### Assignment:
Repeat the entries exactly as they appear.

### Data for review:
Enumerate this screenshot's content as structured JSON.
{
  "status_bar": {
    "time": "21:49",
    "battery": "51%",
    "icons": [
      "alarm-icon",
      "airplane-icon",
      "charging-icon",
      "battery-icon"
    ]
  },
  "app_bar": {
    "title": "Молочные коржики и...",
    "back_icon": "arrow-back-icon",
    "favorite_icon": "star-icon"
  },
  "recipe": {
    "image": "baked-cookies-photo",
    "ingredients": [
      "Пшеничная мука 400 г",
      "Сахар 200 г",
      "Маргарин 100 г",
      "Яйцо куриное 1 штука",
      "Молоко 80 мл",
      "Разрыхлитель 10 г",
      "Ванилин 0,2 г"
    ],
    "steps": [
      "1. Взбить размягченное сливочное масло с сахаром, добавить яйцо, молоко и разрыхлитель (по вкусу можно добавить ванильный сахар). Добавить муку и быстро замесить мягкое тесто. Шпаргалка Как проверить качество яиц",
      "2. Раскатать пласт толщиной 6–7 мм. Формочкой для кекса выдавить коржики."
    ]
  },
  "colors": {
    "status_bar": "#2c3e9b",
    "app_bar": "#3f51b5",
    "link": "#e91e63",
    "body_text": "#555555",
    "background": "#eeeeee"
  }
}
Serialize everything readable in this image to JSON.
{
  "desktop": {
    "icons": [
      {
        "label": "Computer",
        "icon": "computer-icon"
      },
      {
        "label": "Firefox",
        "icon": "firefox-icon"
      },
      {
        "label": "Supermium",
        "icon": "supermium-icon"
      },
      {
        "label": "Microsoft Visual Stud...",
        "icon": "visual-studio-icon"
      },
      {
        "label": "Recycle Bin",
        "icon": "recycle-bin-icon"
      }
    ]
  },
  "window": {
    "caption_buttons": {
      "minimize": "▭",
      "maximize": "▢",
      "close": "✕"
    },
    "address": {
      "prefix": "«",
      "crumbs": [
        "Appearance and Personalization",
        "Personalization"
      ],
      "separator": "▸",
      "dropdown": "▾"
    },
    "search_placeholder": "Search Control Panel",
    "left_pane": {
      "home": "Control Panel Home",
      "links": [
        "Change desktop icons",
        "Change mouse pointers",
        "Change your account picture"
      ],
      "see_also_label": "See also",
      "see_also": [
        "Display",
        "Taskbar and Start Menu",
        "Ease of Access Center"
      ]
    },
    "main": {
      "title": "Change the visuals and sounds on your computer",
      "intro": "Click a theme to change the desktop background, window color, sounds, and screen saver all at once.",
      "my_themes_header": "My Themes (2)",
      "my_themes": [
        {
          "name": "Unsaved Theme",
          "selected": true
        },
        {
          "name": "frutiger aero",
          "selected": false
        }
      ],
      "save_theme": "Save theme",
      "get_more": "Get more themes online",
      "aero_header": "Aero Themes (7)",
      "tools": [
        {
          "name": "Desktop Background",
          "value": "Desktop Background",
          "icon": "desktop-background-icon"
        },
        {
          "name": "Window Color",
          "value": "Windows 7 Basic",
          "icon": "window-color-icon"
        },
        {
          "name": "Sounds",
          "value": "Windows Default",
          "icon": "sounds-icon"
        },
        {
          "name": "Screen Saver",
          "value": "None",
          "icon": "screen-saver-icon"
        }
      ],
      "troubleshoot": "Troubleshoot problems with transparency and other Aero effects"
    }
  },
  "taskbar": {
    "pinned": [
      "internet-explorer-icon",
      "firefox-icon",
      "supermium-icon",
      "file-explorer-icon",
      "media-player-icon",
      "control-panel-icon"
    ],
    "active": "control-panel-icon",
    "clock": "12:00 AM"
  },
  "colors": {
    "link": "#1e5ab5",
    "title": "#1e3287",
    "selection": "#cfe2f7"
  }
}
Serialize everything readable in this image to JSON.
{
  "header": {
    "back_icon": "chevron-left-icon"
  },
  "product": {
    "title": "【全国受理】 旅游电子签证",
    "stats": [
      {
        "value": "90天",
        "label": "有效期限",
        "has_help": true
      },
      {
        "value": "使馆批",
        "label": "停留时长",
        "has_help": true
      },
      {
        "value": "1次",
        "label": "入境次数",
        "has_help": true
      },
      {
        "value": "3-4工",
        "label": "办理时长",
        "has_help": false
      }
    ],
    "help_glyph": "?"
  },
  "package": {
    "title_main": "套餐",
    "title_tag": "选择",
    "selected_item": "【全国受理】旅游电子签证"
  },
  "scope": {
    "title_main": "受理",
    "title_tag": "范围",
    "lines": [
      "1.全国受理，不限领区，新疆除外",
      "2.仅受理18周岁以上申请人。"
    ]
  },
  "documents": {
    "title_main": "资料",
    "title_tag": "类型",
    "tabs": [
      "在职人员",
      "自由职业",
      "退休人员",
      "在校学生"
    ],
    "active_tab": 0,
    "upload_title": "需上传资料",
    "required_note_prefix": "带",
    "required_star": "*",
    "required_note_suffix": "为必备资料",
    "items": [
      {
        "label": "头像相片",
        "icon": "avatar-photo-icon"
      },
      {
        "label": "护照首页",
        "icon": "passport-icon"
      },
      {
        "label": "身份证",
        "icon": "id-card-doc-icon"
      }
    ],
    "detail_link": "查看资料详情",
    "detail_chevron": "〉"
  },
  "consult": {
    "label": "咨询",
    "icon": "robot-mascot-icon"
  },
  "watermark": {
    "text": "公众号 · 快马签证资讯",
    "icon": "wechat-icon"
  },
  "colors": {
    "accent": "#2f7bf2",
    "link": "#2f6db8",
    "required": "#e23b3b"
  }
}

### The answer:
Enumerate this screenshot's content as structured JSON.
{
  "status_bar": {
    "time": "21:49",
    "battery": "51%",
    "icons": [
      "alarm-icon",
      "airplane-icon",
      "charging-icon",
      "battery-icon"
    ]
  },
  "app_bar": {
    "title": "Молочные коржики и...",
    "back_icon": "arrow-back-icon",
    "favorite_icon": "star-icon"
  },
  "recipe": {
    "image": "baked-cookies-photo",
    "ingredients": [
      "Пшеничная мука 400 г",
      "Сахар 200 г",
      "Маргарин 100 г",
      "Яйцо куриное 1 штука",
      "Молоко 80 мл",
      "Разрыхлитель 10 г",
      "Ванилин 0,2 г"
    ],
    "steps": [
      "1. Взбить размягченное сливочное масло с сахаром, добавить яйцо, молоко и разрыхлитель (по вкусу можно добавить ванильный сахар). Добавить муку и быстро замесить мягкое тесто. Шпаргалка Как проверить качество яиц",
      "2. Раскатать пласт толщиной 6–7 мм. Формочкой для кекса выдавить коржики."
    ]
  },
  "colors": {
    "status_bar": "#2c3e9b",
    "app_bar": "#3f51b5",
    "link": "#e91e63",
    "body_text": "#555555",
    "background": "#eeeeee"
  }
}
Serialize everything readable in this image to JSON.
{
  "desktop": {
    "icons": [
      {
        "label": "Computer",
        "icon": "computer-icon"
      },
      {
        "label": "Firefox",
        "icon": "firefox-icon"
      },
      {
        "label": "Supermium",
        "icon": "supermium-icon"
      },
      {
        "label": "Microsoft Visual Stud...",
        "icon": "visual-studio-icon"
      },
      {
        "label": "Recycle Bin",
        "icon": "recycle-bin-icon"
      }
    ]
  },
  "window": {
    "caption_buttons": {
      "minimize": "▭",
      "maximize": "▢",
      "close": "✕"
    },
    "address": {
      "prefix": "«",
      "crumbs": [
        "Appearance and Personalization",
        "Personalization"
      ],
      "separator": "▸",
      "dropdown": "▾"
    },
    "search_placeholder": "Search Control Panel",
    "left_pane": {
      "home": "Control Panel Home",
      "links": [
        "Change desktop icons",
        "Change mouse pointers",
        "Change your account picture"
      ],
      "see_also_label": "See also",
      "see_also": [
        "Display",
        "Taskbar and Start Menu",
        "Ease of Access Center"
      ]
    },
    "main": {
      "title": "Change the visuals and sounds on your computer",
      "intro": "Click a theme to change the desktop background, window color, sounds, and screen saver all at once.",
      "my_themes_header": "My Themes (2)",
      "my_themes": [
        {
          "name": "Unsaved Theme",
          "selected": true
        },
        {
          "name": "frutiger aero",
          "selected": false
        }
      ],
      "save_theme": "Save theme",
      "get_more": "Get more themes online",
      "aero_header": "Aero Themes (7)",
      "tools": [
        {
          "name": "Desktop Background",
          "value": "Desktop Background",
          "icon": "desktop-background-icon"
        },
        {
          "name": "Window Color",
          "value": "Windows 7 Basic",
          "icon": "window-color-icon"
        },
        {
          "name": "Sounds",
          "value": "Windows Default",
          "icon": "sounds-icon"
        },
        {
          "name": "Screen Saver",
          "value": "None",
          "icon": "screen-saver-icon"
        }
      ],
      "troubleshoot": "Troubleshoot problems with transparency and other Aero effects"
    }
  },
  "taskbar": {
    "pinned": [
      "internet-explorer-icon",
      "firefox-icon",
      "supermium-icon",
      "file-explorer-icon",
      "media-player-icon",
      "control-panel-icon"
    ],
    "active": "control-panel-icon",
    "clock": "12:00 AM"
  },
  "colors": {
    "link": "#1e5ab5",
    "title": "#1e3287",
    "selection": "#cfe2f7"
  }
}
Serialize everything readable in this image to JSON.
{
  "header": {
    "back_icon": "chevron-left-icon"
  },
  "product": {
    "title": "【全国受理】 旅游电子签证",
    "stats": [
      {
        "value": "90天",
        "label": "有效期限",
        "has_help": true
      },
      {
        "value": "使馆批",
        "label": "停留时长",
        "has_help": true
      },
      {
        "value": "1次",
        "label": "入境次数",
        "has_help": true
      },
      {
        "value": "3-4工",
        "label": "办理时长",
        "has_help": false
      }
    ],
    "help_glyph": "?"
  },
  "package": {
    "title_main": "套餐",
    "title_tag": "选择",
    "selected_item": "【全国受理】旅游电子签证"
  },
  "scope": {
    "title_main": "受理",
    "title_tag": "范围",
    "lines": [
      "1.全国受理，不限领区，新疆除外",
      "2.仅受理18周岁以上申请人。"
    ]
  },
  "documents": {
    "title_main": "资料",
    "title_tag": "类型",
    "tabs": [
      "在职人员",
      "自由职业",
      "退休人员",
      "在校学生"
    ],
    "active_tab": 0,
    "upload_title": "需上传资料",
    "required_note_prefix": "带",
    "required_star": "*",
    "required_note_suffix": "为必备资料",
    "items": [
      {
        "label": "头像相片",
        "icon": "avatar-photo-icon"
      },
      {
        "label": "护照首页",
        "icon": "passport-icon"
      },
      {
        "label": "身份证",
        "icon": "id-card-doc-icon"
      }
    ],
    "detail_link": "查看资料详情",
    "detail_chevron": "〉"
  },
  "consult": {
    "label": "咨询",
    "icon": "robot-mascot-icon"
  },
  "watermark": {
    "text": "公众号 · 快马签证资讯",
    "icon": "wechat-icon"
  },
  "colors": {
    "accent": "#2f7bf2",
    "link": "#2f6db8",
    "required": "#e23b3b"
  }
}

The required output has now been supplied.